Tuesday's settlement came nine months after AXA Rosenberg, a unit of French insurer AXA S.A., agreed to pay $217 million to cover client losses and a $25 million fine to settle related U.S. Securities and Exchange Commission civil fraud charges.
Barr Rosenberg in September accepted a $2.5 million civil fine and lifetime ban from the securities industry to settle his own SEC case.
According to court papers, programmers introduced the coding error in January 2007, exposing clients to excess risk and causing losses that would not otherwise have occurred.
The error was found in June 2009 but not fixed for five months, and then not revealed to clients until April 15, 2010, after the SEC had begun examining the problem.
In a filing with the U.S. District Court in San Francisco, lawyers for four pension funds leading the investor lawsuit said the $65 million settlement marks a "substantial recovery," above and beyond the sum obtained by the SEC.
The settlement requires court approval. A hearing has been scheduled for Feb. 17, 2012.
Neither AXA Rosenberg nor Barr Rosenberg admitted wrongdoing in settling with the SEC.
AXA Rosenberg managed $29 billion of assets in June 2011, down from about $70 billion at the end of 2009, in part reflecting client withdrawals stemming from the coding error.

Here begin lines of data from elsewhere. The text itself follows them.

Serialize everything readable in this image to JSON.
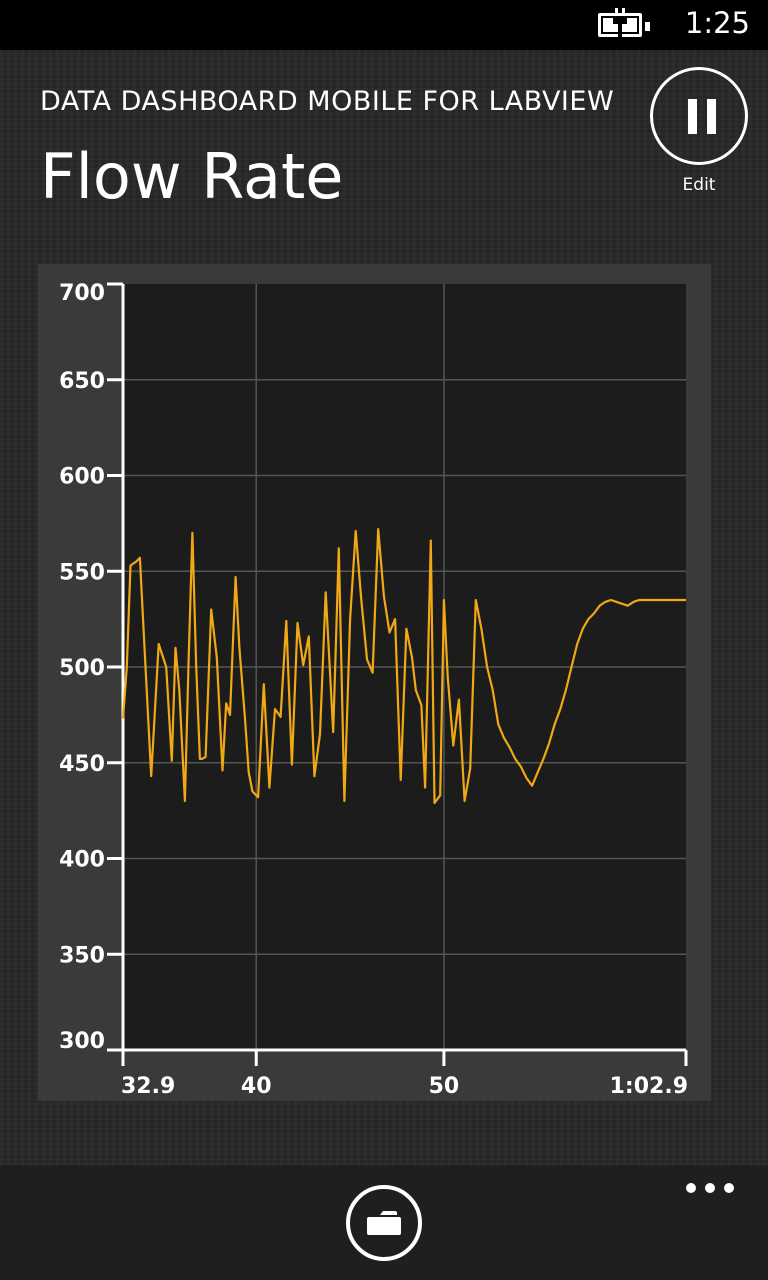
{
  "status": {
    "time": "1:25"
  },
  "header": {
    "app_title": "DATA DASHBOARD MOBILE FOR LABVIEW",
    "page_title": "Flow Rate"
  },
  "edit_button": {
    "label": "Edit"
  },
  "colors": {
    "accent": "#f0a814",
    "plot_bg": "#1c1c1c",
    "frame": "#3a3a3a",
    "grid": "#5a5a5a"
  },
  "icons": {
    "pause": "pause-icon",
    "folder": "folder-icon",
    "more": "more-icon",
    "battery": "battery-charging-icon"
  },
  "chart_data": {
    "type": "line",
    "y_ticks": [
      {
        "label": "700",
        "value": 700
      },
      {
        "label": "650",
        "value": 650
      },
      {
        "label": "600",
        "value": 600
      },
      {
        "label": "550",
        "value": 550
      },
      {
        "label": "500",
        "value": 500
      },
      {
        "label": "450",
        "value": 450
      },
      {
        "label": "400",
        "value": 400
      },
      {
        "label": "350",
        "value": 350
      },
      {
        "label": "300",
        "value": 300
      }
    ],
    "x_ticks": [
      {
        "label": "32.9",
        "value": 32.9
      },
      {
        "label": "40",
        "value": 40
      },
      {
        "label": "50",
        "value": 50
      },
      {
        "label": "1:02.9",
        "value": 62.9
      }
    ],
    "xlim": [
      32.9,
      62.9
    ],
    "ylim": [
      300,
      700
    ],
    "grid": true,
    "series": [
      {
        "color": "#f0a814",
        "x": [
          32.9,
          33.1,
          33.3,
          33.6,
          33.8,
          34.1,
          34.4,
          34.8,
          35.2,
          35.5,
          35.7,
          35.9,
          36.2,
          36.4,
          36.6,
          36.8,
          37.0,
          37.1,
          37.3,
          37.6,
          37.9,
          38.2,
          38.4,
          38.6,
          38.9,
          39.1,
          39.4,
          39.6,
          39.8,
          40.1,
          40.4,
          40.7,
          41.0,
          41.3,
          41.6,
          41.9,
          42.2,
          42.5,
          42.8,
          43.1,
          43.4,
          43.7,
          44.1,
          44.4,
          44.7,
          45.0,
          45.3,
          45.6,
          45.9,
          46.2,
          46.5,
          46.8,
          47.1,
          47.4,
          47.7,
          48.0,
          48.3,
          48.5,
          48.8,
          49.0,
          49.3,
          49.5,
          49.8,
          50.0,
          50.2,
          50.5,
          50.8,
          51.1,
          51.4,
          51.7,
          52.0,
          52.3,
          52.6,
          52.9,
          53.2,
          53.5,
          53.8,
          54.1,
          54.4,
          54.7,
          55.0,
          55.3,
          55.6,
          55.9,
          56.2,
          56.5,
          56.8,
          57.1,
          57.4,
          57.7,
          58.0,
          58.3,
          58.6,
          58.9,
          59.2,
          59.5,
          59.8,
          60.1,
          60.4,
          60.7,
          61.0,
          61.3,
          61.6,
          61.9,
          62.2,
          62.5,
          62.7,
          62.9
        ],
        "y": [
          473,
          500,
          553,
          555,
          557,
          500,
          443,
          512,
          500,
          451,
          510,
          488,
          430,
          505,
          570,
          500,
          452,
          452,
          453,
          530,
          505,
          446,
          481,
          475,
          547,
          510,
          473,
          445,
          435,
          432,
          491,
          437,
          478,
          474,
          524,
          449,
          523,
          501,
          516,
          443,
          465,
          539,
          466,
          562,
          430,
          525,
          571,
          535,
          504,
          497,
          572,
          537,
          518,
          525,
          441,
          520,
          505,
          488,
          480,
          437,
          566,
          429,
          433,
          535,
          495,
          459,
          483,
          430,
          447,
          535,
          520,
          500,
          488,
          470,
          463,
          458,
          452,
          448,
          442,
          438,
          445,
          452,
          460,
          470,
          478,
          488,
          500,
          512,
          520,
          525,
          528,
          532,
          534,
          535,
          534,
          533,
          532,
          534,
          535,
          535,
          535,
          535,
          535,
          535,
          535,
          535,
          535,
          535
        ]
      }
    ]
  }
}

The case is In re: AXA Rosenberg Investor Litigation, U.S. District Court, Northern District of California, No. 11-00536.